◆ **TASK GOAL**
Copy out all lines of the material below in which "screenshot" occurs.

◆ **AVAILABLE DATA**
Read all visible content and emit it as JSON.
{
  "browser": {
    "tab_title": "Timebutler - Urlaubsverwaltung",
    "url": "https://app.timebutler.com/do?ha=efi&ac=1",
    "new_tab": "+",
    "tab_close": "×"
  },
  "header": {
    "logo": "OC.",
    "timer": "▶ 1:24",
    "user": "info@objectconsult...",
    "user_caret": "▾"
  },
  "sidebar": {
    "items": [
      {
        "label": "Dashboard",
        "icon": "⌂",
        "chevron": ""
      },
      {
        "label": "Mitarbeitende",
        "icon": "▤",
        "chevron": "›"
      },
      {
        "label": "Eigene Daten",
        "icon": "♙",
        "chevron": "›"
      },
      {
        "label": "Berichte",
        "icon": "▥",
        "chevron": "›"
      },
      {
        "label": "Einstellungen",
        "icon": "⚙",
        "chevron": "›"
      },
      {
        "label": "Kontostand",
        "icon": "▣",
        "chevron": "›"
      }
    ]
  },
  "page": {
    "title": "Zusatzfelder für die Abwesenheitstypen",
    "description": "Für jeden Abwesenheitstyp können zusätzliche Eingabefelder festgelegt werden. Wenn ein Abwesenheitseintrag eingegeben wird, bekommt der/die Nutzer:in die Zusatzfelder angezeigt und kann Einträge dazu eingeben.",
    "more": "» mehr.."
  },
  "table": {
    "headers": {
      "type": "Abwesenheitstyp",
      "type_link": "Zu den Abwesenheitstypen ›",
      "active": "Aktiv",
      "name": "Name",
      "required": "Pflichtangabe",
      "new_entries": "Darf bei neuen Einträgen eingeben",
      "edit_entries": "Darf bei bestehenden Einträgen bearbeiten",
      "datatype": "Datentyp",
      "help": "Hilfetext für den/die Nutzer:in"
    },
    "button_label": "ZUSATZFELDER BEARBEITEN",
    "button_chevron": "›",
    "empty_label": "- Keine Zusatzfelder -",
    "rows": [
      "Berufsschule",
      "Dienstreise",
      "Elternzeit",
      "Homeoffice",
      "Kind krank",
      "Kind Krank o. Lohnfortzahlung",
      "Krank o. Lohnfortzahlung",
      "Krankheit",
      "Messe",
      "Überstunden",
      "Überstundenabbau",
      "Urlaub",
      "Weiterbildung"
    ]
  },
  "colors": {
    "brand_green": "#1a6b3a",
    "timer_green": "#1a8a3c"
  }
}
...
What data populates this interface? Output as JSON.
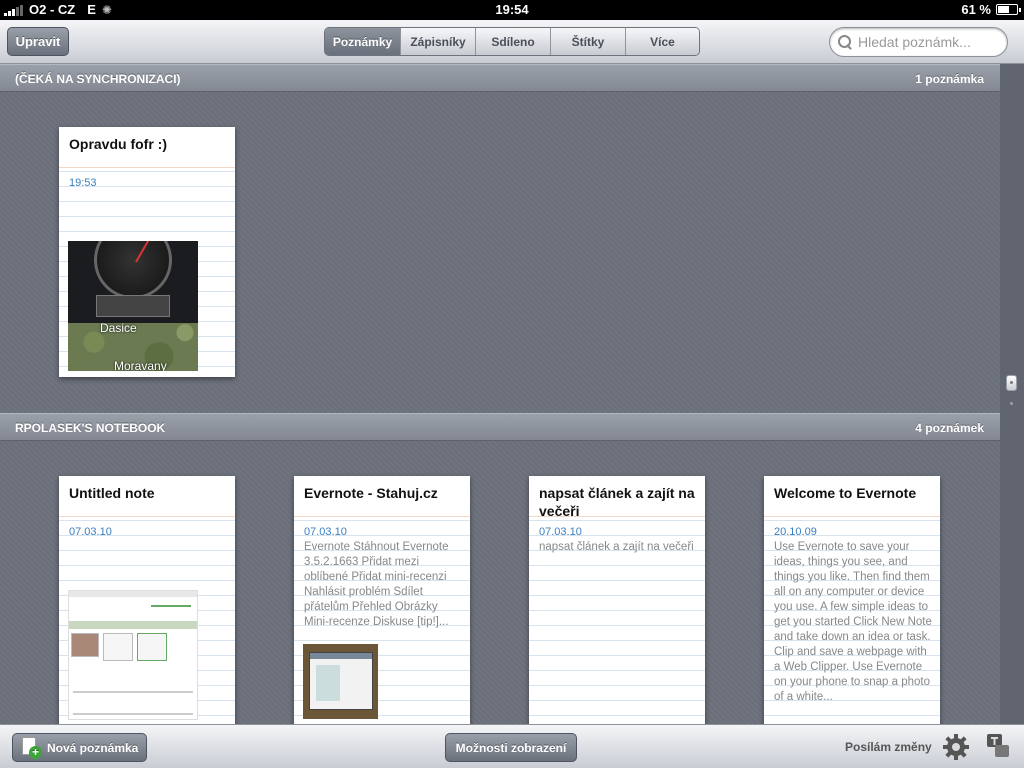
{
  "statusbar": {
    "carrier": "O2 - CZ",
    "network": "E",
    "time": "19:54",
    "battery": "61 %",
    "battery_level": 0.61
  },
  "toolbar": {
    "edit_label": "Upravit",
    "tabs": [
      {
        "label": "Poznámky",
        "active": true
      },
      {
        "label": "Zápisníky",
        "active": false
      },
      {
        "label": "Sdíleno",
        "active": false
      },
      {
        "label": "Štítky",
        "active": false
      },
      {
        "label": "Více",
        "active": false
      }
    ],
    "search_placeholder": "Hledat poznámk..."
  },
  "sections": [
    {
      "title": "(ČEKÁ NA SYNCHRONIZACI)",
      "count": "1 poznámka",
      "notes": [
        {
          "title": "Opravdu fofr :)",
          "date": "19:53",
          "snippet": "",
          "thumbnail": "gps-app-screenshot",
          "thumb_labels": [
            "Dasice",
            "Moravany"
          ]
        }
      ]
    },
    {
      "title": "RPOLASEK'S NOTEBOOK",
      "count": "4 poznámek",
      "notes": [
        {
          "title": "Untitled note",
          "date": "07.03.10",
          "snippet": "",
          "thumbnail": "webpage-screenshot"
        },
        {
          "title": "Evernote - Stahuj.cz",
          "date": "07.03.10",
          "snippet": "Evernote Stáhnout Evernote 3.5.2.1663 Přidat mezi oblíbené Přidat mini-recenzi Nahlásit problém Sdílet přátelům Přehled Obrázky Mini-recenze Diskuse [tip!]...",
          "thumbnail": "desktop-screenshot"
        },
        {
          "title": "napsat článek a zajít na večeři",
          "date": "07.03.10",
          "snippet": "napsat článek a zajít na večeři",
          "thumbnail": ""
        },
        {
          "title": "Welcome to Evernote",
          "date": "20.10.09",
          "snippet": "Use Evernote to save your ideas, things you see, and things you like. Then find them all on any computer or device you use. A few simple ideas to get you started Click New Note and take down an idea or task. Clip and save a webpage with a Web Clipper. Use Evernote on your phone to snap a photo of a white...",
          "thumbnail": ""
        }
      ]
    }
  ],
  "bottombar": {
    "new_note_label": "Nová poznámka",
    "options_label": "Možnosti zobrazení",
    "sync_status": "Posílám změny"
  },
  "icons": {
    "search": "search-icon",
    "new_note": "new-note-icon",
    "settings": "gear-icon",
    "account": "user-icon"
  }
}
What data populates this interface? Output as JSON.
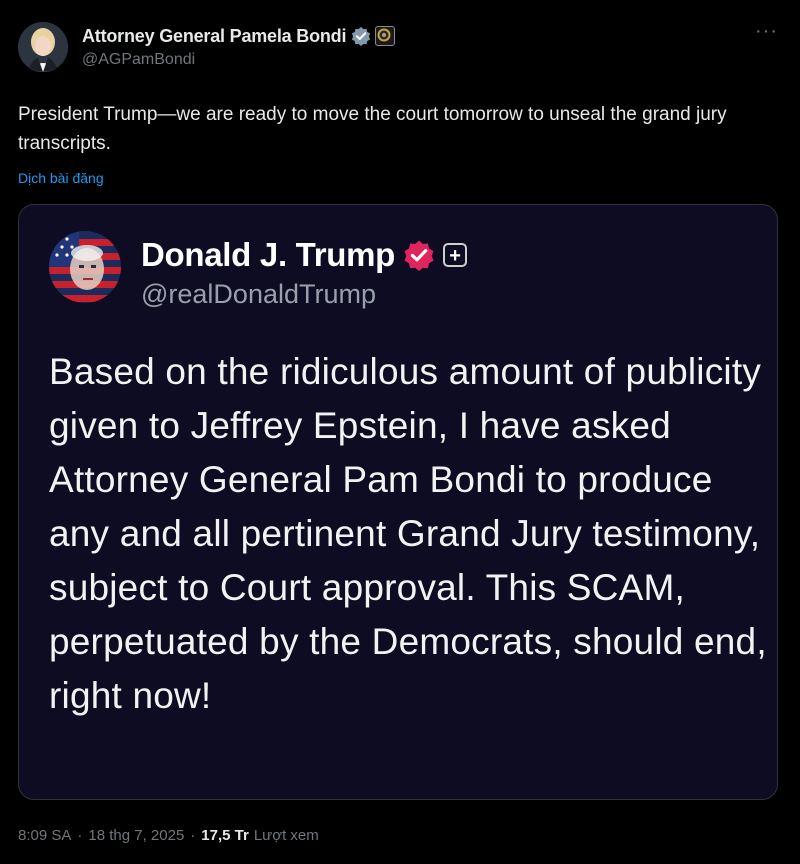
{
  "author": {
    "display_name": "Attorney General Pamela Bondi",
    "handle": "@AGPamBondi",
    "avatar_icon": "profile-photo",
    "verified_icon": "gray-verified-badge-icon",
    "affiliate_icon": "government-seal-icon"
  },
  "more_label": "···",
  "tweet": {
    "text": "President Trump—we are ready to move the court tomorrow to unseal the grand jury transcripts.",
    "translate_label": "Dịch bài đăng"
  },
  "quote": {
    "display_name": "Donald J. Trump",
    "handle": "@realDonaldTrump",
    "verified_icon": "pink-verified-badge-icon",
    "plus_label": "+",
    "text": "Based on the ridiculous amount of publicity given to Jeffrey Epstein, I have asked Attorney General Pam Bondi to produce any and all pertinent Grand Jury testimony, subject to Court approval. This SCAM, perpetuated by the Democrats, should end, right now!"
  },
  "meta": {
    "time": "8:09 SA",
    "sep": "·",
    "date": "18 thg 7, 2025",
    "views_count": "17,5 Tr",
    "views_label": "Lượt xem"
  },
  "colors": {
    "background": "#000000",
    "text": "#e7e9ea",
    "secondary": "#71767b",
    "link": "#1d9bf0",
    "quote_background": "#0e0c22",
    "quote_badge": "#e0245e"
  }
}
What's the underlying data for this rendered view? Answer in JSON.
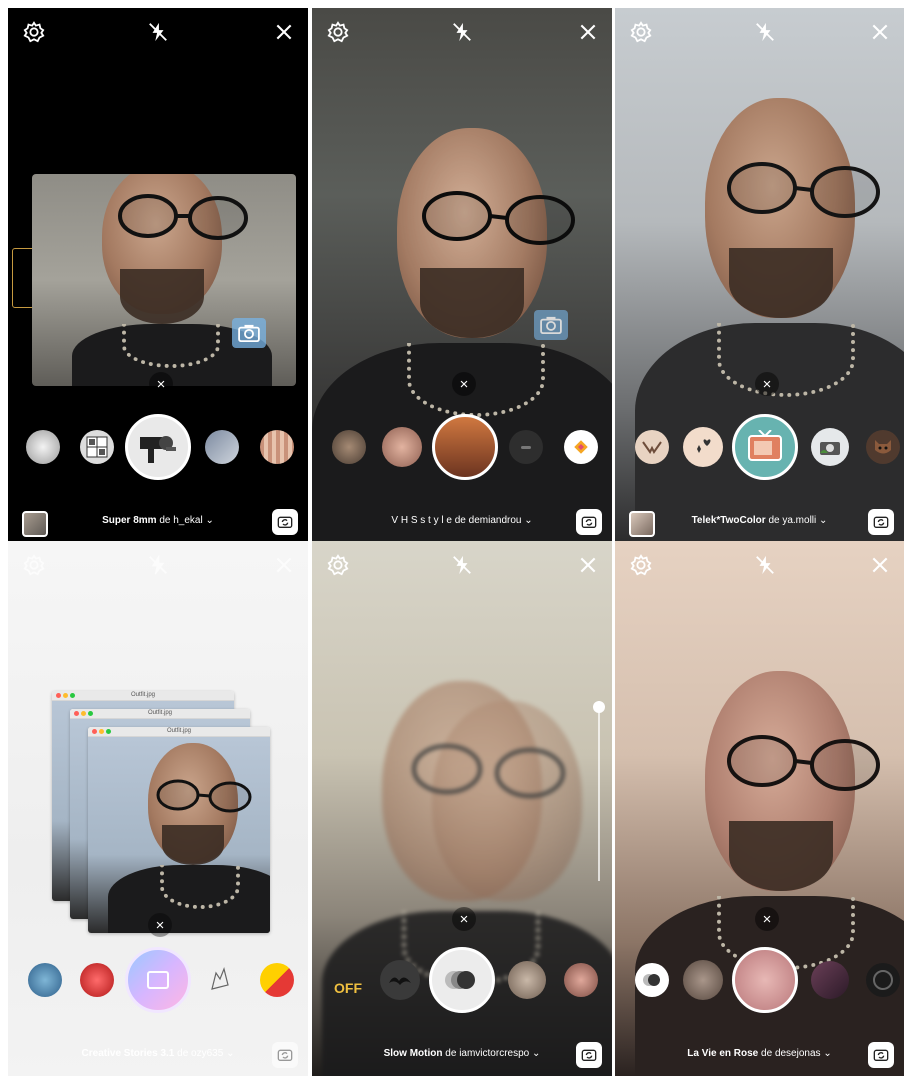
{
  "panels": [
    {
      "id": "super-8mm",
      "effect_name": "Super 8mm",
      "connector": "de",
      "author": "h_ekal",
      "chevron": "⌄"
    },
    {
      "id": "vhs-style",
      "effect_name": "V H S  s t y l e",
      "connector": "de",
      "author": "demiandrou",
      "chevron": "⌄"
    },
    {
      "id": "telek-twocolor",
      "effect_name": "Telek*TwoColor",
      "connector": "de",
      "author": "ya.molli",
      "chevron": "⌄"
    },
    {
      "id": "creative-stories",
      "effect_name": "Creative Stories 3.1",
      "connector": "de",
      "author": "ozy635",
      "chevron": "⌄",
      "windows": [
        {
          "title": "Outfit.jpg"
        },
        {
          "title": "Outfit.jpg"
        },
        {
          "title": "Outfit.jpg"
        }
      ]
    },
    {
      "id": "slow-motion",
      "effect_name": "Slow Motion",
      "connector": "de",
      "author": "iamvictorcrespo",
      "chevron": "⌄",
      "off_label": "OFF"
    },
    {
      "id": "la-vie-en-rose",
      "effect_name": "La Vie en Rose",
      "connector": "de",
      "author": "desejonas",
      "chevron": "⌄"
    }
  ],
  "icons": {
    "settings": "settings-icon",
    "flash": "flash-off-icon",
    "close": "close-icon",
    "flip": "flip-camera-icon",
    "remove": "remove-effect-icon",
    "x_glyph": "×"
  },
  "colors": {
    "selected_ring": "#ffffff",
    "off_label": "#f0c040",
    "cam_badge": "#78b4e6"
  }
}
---
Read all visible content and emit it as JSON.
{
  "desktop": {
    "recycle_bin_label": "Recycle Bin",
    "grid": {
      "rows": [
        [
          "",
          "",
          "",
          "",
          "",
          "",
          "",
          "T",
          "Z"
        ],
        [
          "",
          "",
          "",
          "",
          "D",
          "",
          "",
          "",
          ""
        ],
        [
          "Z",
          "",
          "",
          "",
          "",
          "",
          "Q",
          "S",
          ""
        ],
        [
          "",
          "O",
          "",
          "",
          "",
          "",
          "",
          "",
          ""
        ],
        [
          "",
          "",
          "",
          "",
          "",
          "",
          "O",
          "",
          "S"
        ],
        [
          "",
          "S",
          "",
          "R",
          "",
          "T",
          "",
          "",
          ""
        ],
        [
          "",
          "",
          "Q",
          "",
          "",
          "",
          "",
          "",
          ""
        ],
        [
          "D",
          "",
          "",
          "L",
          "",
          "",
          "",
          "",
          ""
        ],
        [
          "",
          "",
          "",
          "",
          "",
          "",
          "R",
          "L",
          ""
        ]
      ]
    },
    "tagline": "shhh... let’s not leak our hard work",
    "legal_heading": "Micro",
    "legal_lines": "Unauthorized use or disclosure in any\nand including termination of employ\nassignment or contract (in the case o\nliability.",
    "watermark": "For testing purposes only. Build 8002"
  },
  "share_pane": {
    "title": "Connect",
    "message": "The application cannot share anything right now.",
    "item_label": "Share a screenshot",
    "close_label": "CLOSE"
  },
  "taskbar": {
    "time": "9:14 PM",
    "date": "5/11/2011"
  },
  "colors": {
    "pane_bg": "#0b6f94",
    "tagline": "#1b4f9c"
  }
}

◆ **SOLUTION FOR THIS EXERCISE**
          "thumbnail": "gps-app-screenshot",
          "thumbnail": "webpage-screenshot"
          "thumbnail": "desktop-screenshot"
    "item_label": "Share a screenshot",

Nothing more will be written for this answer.